As benn notes, this is not a cactus: it belongs to the very large and diverse Euphorbia genus which includes the spurges, milkweed, poinsettia, crown of thorns and - of relevance to your question - a large number of plants that look a bit like cacti.
The particular plant in your photo may possibly be the species suggested E. mammillaris, also known as the Indian Corn Cob. A distinguishing feature is the little knobs which give it a corn cob appearance (in fact, the Latin name comes from mammilla meaning breast or nipple!). There's also a very popular variegated variety.
However, it's worth noting that E. mammillaris falls within a group of closely-related euphorbias that exhibit quite a lot of variation even within the same plant, and it's not always easy to tell them apart. This is especially true if the plant has been grown indoors, as the colour may be greener and the growth faster but a bit on the spindly side. Within that group, I suspect your plant is more likely to be E. ferox or possibly E. enopla. These two species are almost identical, but this site suggests that ferox tends to have "fatter" stems than enopla.
An important warning: like most other euphorbias, your plant contains a milky latex-like sap that is very poisonous. Take particular care when handling your plant (e.g. repotting it), and especially avoid getting any of the sap in your eyes.
Care for your plant
Your plant will grow best if it gets full morning sun but afternoon shade and (if outdoors) is protected from frost; it can cope with hot afternoon sun or even all-day sun but the stronger the light, the more the colour will tend to darken and it may grow more slowly. Indoors, it needs strong light: the less light it gets, the spindlier it will grow.
Benn's advice on watering is misguided. Many cacti and succulents come from tropical zones where there's no rain at all during the dry season (which is why they've evolved to store water within fleshy leaves or stems), but during the wet season there's a tropical downpour every day to go with the super-strength sunlight. Cacti and their mimics (like your plant) love water during the bright hot growing season but remember that most live in rocky or gravelly "soils" or on steep hillsides where the water quickly drains away.

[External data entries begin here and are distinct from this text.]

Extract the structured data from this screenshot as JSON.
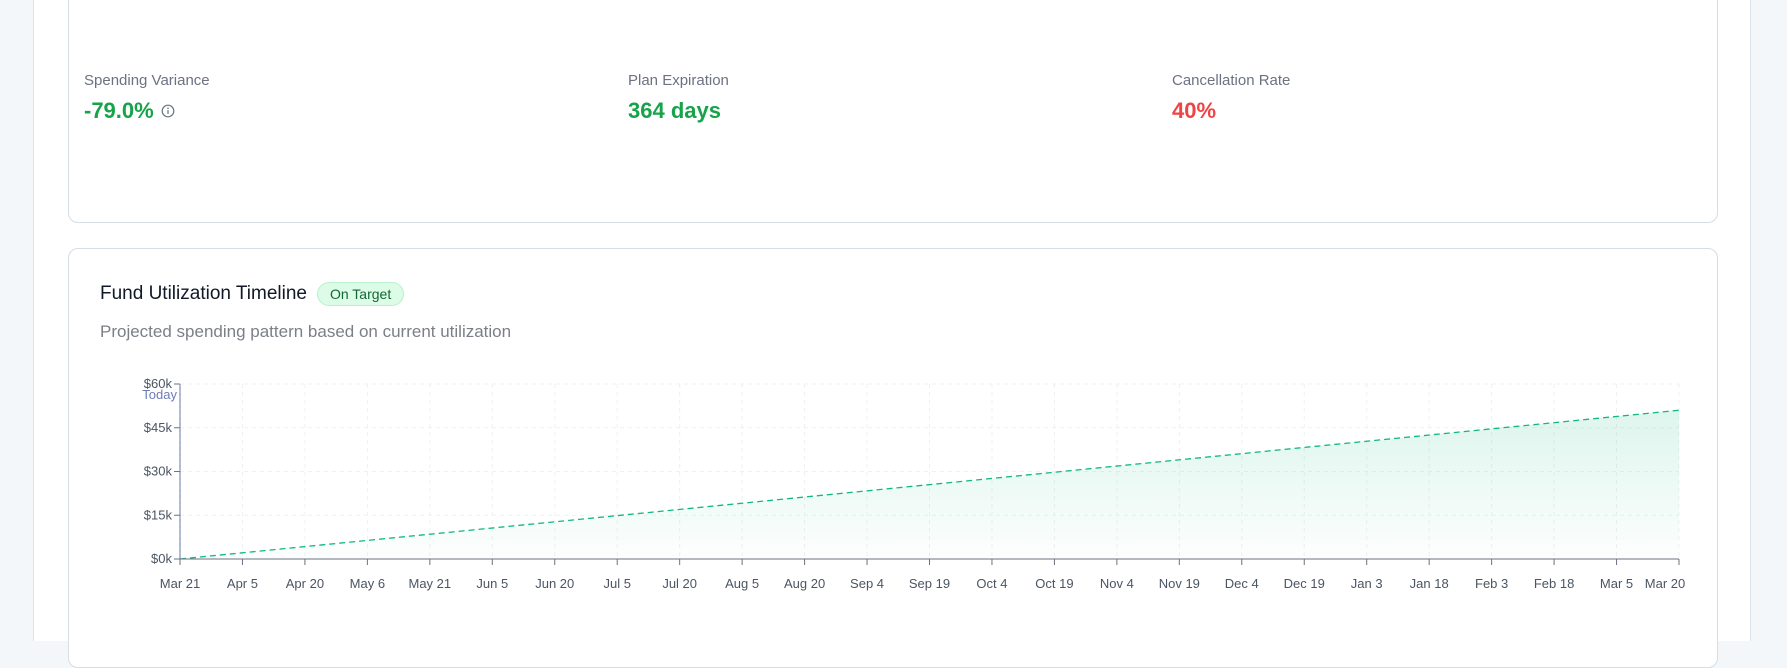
{
  "metrics": [
    {
      "label": "Spending Variance",
      "value": "-79.0%",
      "color": "#16a34a",
      "icon": "info-icon"
    },
    {
      "label": "Plan Expiration",
      "value": "364 days",
      "color": "#16a34a"
    },
    {
      "label": "Cancellation Rate",
      "value": "40%",
      "color": "#ef4444"
    }
  ],
  "chart_card": {
    "title": "Fund Utilization Timeline",
    "badge": "On Target",
    "subtitle": "Projected spending pattern based on current utilization"
  },
  "chart_data": {
    "type": "area",
    "x_ticks": [
      "Mar 21",
      "Apr 5",
      "Apr 20",
      "May 6",
      "May 21",
      "Jun 5",
      "Jun 20",
      "Jul 5",
      "Jul 20",
      "Aug 5",
      "Aug 20",
      "Sep 4",
      "Sep 19",
      "Oct 4",
      "Oct 19",
      "Nov 4",
      "Nov 19",
      "Dec 4",
      "Dec 19",
      "Jan 3",
      "Jan 18",
      "Feb 3",
      "Feb 18",
      "Mar 5",
      "Mar 20"
    ],
    "y_ticks": [
      "$0k",
      "$15k",
      "$30k",
      "$45k",
      "$60k"
    ],
    "y_tick_values": [
      0,
      15000,
      30000,
      45000,
      60000
    ],
    "ylim": [
      0,
      60000
    ],
    "series": [
      {
        "x": [
          "Mar 21",
          "Mar 20"
        ],
        "values": [
          0,
          51000
        ],
        "line_style": "dashed",
        "color": "#10b981"
      }
    ],
    "annotations": [
      {
        "label": "Today",
        "x": "Mar 21"
      }
    ],
    "grid": true
  }
}
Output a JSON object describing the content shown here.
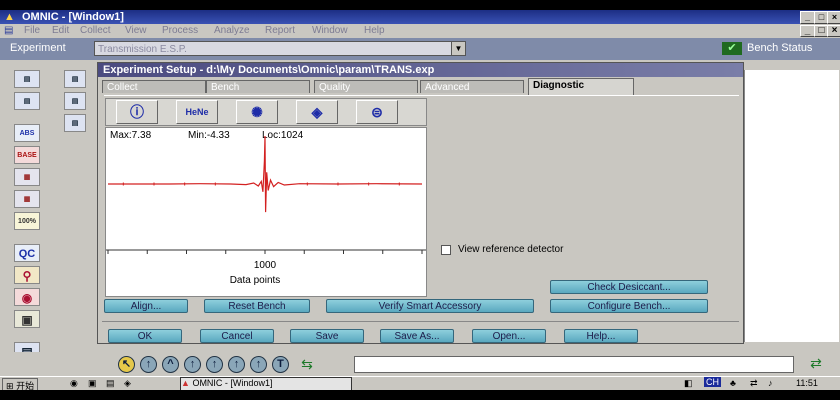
{
  "app": {
    "title": "OMNIC - [Window1]"
  },
  "menu": [
    "File",
    "Edit",
    "Collect",
    "View",
    "Process",
    "Analyze",
    "Report",
    "Window",
    "Help"
  ],
  "experiment": {
    "label": "Experiment",
    "value": "Transmission E.S.P.",
    "bench_status": "Bench Status"
  },
  "left_toolbar": [
    {
      "name": "collect-sample-icon",
      "text": ""
    },
    {
      "name": "collect-background-icon",
      "text": ""
    },
    {
      "name": "abs-icon",
      "text": "ABS"
    },
    {
      "name": "baseline-icon",
      "text": "BASE"
    },
    {
      "name": "automatic-baseline-icon",
      "text": ""
    },
    {
      "name": "autoscale-icon",
      "text": ""
    },
    {
      "name": "find-peaks-icon",
      "text": "100%"
    },
    {
      "name": "qc-icon",
      "text": "QC"
    },
    {
      "name": "search-icon",
      "text": ""
    },
    {
      "name": "library-icon",
      "text": ""
    },
    {
      "name": "report-icon",
      "text": ""
    },
    {
      "name": "print-icon",
      "text": ""
    }
  ],
  "dialog": {
    "title": "Experiment Setup - d:\\My Documents\\Omnic\\param\\TRANS.exp",
    "tabs": [
      "Collect",
      "Bench",
      "Quality",
      "Advanced",
      "Diagnostic"
    ],
    "active_tab": "Diagnostic",
    "diag_icons": [
      {
        "name": "power-icon",
        "glyph": "ⓘ"
      },
      {
        "name": "hene-laser-icon",
        "glyph": "HeNe"
      },
      {
        "name": "source-lamp-icon",
        "glyph": "✺"
      },
      {
        "name": "desiccant-icon",
        "glyph": "◈"
      },
      {
        "name": "detector-icon",
        "glyph": "⊜"
      }
    ],
    "stats": {
      "max": "Max:7.38",
      "min": "Min:-4.33",
      "loc": "Loc:1024"
    },
    "view_reference_label": "View reference detector",
    "buttons": {
      "align": "Align...",
      "reset_bench": "Reset Bench",
      "verify": "Verify Smart Accessory",
      "check_desiccant": "Check Desiccant...",
      "configure_bench": "Configure Bench...",
      "ok": "OK",
      "cancel": "Cancel",
      "save": "Save",
      "save_as": "Save As...",
      "open": "Open...",
      "help": "Help..."
    }
  },
  "chart_data": {
    "type": "line",
    "xlabel": "Data points",
    "x_ticks": [
      "1000"
    ],
    "series": [
      {
        "color": "#d32020",
        "x": [
          0,
          200,
          400,
          600,
          800,
          900,
          950,
          980,
          1000,
          1010,
          1020,
          1024,
          1028,
          1035,
          1045,
          1060,
          1080,
          1110,
          1150,
          1250,
          1500,
          1750,
          2048
        ],
        "y": [
          0,
          0,
          0,
          0.05,
          0,
          -0.1,
          0.15,
          -0.3,
          0.4,
          -1.2,
          3.5,
          7.38,
          -4.33,
          1.8,
          -1.0,
          0.6,
          -0.4,
          0.25,
          -0.15,
          0.05,
          0,
          0.05,
          0
        ]
      }
    ],
    "stats": {
      "max": 7.38,
      "min": -4.33,
      "loc": 1024
    }
  },
  "status": {
    "time": "11:51",
    "taskbar_item": "OMNIC - [Window1]",
    "start": "开始"
  },
  "colors": {
    "title_bar": "#1c2e84",
    "button": "#6db8cc",
    "plot_line": "#d32020"
  }
}
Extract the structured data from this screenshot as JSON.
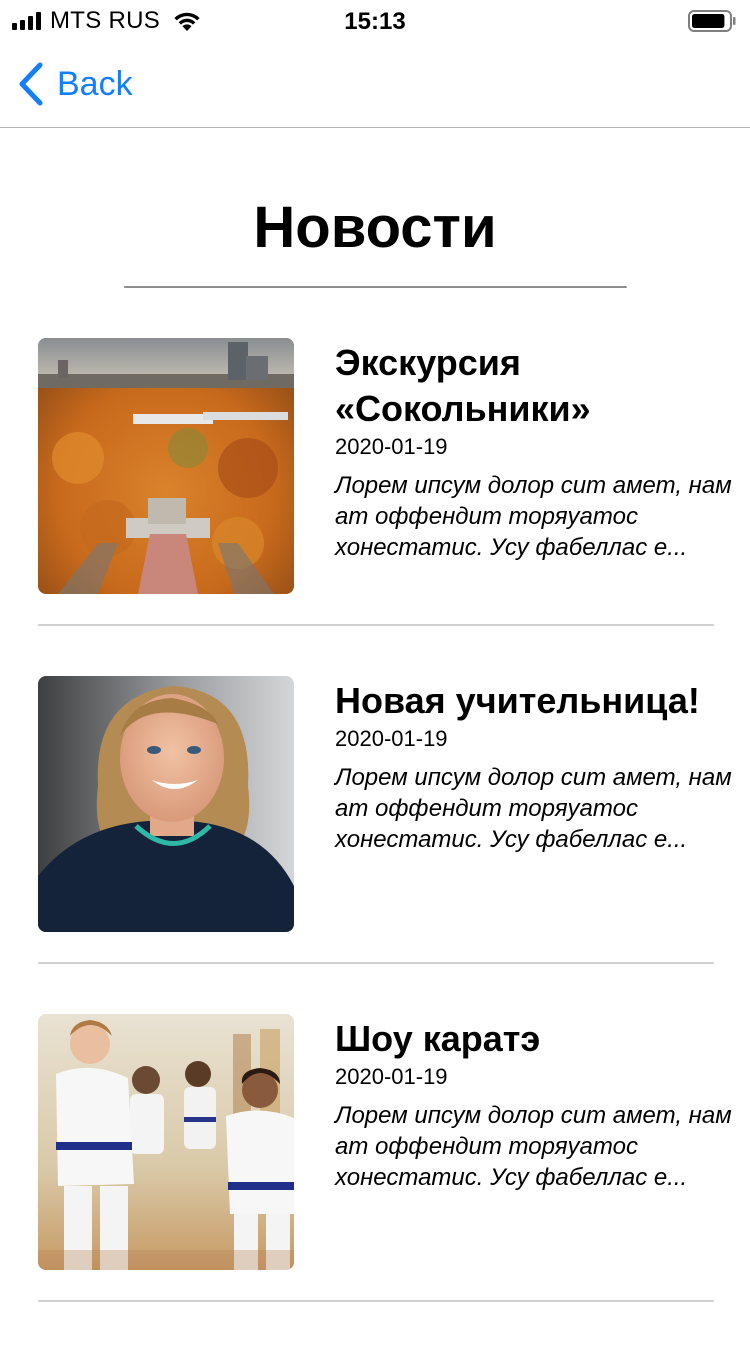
{
  "status_bar": {
    "carrier": "MTS RUS",
    "time": "15:13",
    "signal_bars": 4,
    "battery_level": 0.9
  },
  "nav": {
    "back_label": "Back",
    "back_icon": "chevron-left-icon",
    "accent_color": "#147efb"
  },
  "page": {
    "title": "Новости"
  },
  "news": [
    {
      "title": "Экскурсия «Сокольники»",
      "date": "2020-01-19",
      "excerpt": "Лорем ипсум долор сит амет, нам ат оффендит торяуатос хонестатис. Усу фабеллас е...",
      "image": "autumn-park-photo"
    },
    {
      "title": "Новая учительница!",
      "date": "2020-01-19",
      "excerpt": "Лорем ипсум долор сит амет, нам ат оффендит торяуатос хонестатис. Усу фабеллас е...",
      "image": "teacher-portrait-photo"
    },
    {
      "title": "Шоу каратэ",
      "date": "2020-01-19",
      "excerpt": "Лорем ипсум долор сит амет, нам ат оффендит торяуатос хонестатис. Усу фабеллас е...",
      "image": "karate-kids-photo"
    }
  ]
}
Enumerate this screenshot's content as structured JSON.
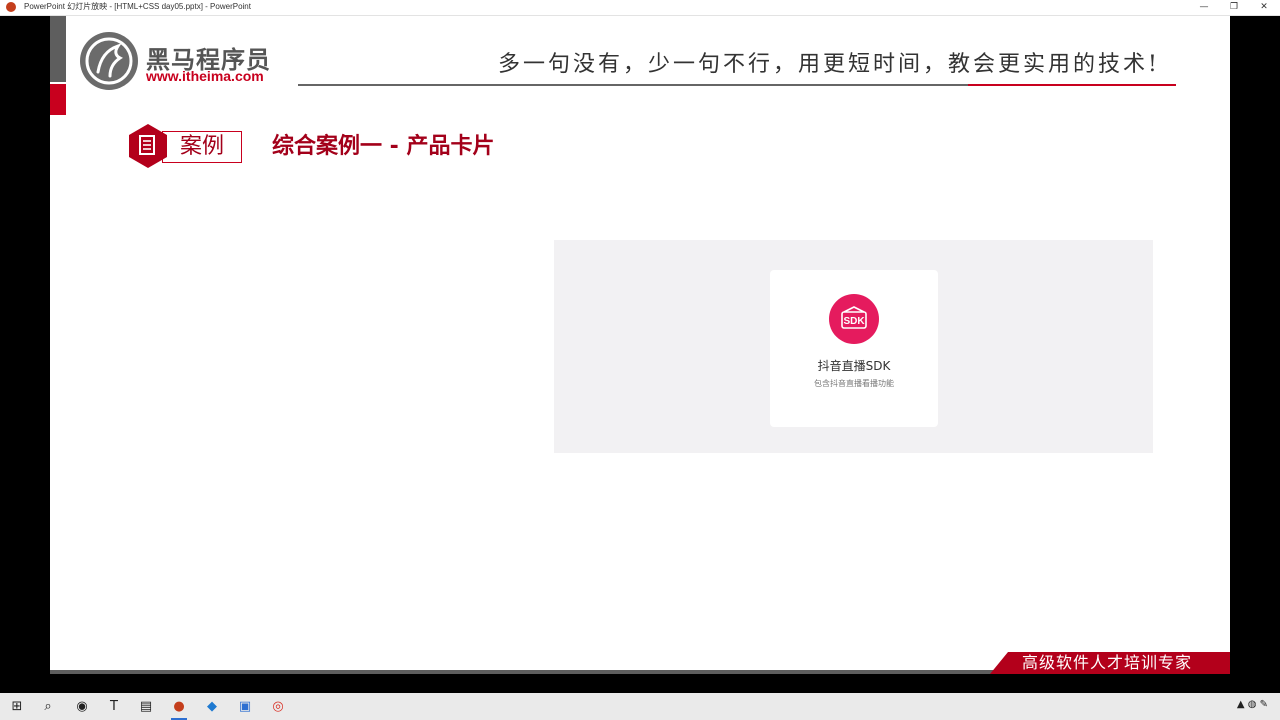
{
  "window": {
    "title": "PowerPoint 幻灯片放映 - [HTML+CSS day05.pptx] - PowerPoint",
    "minimize": "—",
    "maximize": "❐",
    "close": "✕"
  },
  "header": {
    "logo_name": "黑马程序员",
    "logo_url": "www.itheima.com",
    "slogan": "多一句没有，少一句不行，用更短时间，教会更实用的技术!"
  },
  "section": {
    "badge_label": "案例",
    "title": "综合案例一 - 产品卡片"
  },
  "card": {
    "icon_text": "SDK",
    "title": "抖音直播SDK",
    "description": "包含抖音直播看播功能"
  },
  "banner": {
    "text": "高级软件人才培训专家"
  },
  "colors": {
    "brand_red": "#c8001e",
    "dark_red": "#a3001a",
    "sdk_pink": "#e51b5e",
    "demo_bg": "#f2f1f3"
  },
  "taskbar": {
    "items": [
      "start-icon",
      "search-icon",
      "obs-icon",
      "typora-icon",
      "file-explorer-icon",
      "powerpoint-icon",
      "vscode-icon",
      "app-icon",
      "chrome-icon"
    ]
  }
}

The key to watering is to adjust it according to the amount of light your plant is getting. From early spring to late autumn, a full day in the hot sun deserves a watering; water once every two hot sunny days if it's in partial shade; halve this rate if it's indoors. From late autumn to early spring, water just once every four weeks if indoors and not at all if it's outdoors and gets at least some rain.
You won't hurt your plant if you give it less water than the above, but it won't grow as strongly. However, you can guarantee the death of your plant if you allow its roots to stay wet for days at a time, either by overwatering it or by preventing the water from draining off (e.g. because it's standing in a saucer, or because it's been potted in a heavy soil or with too much compost).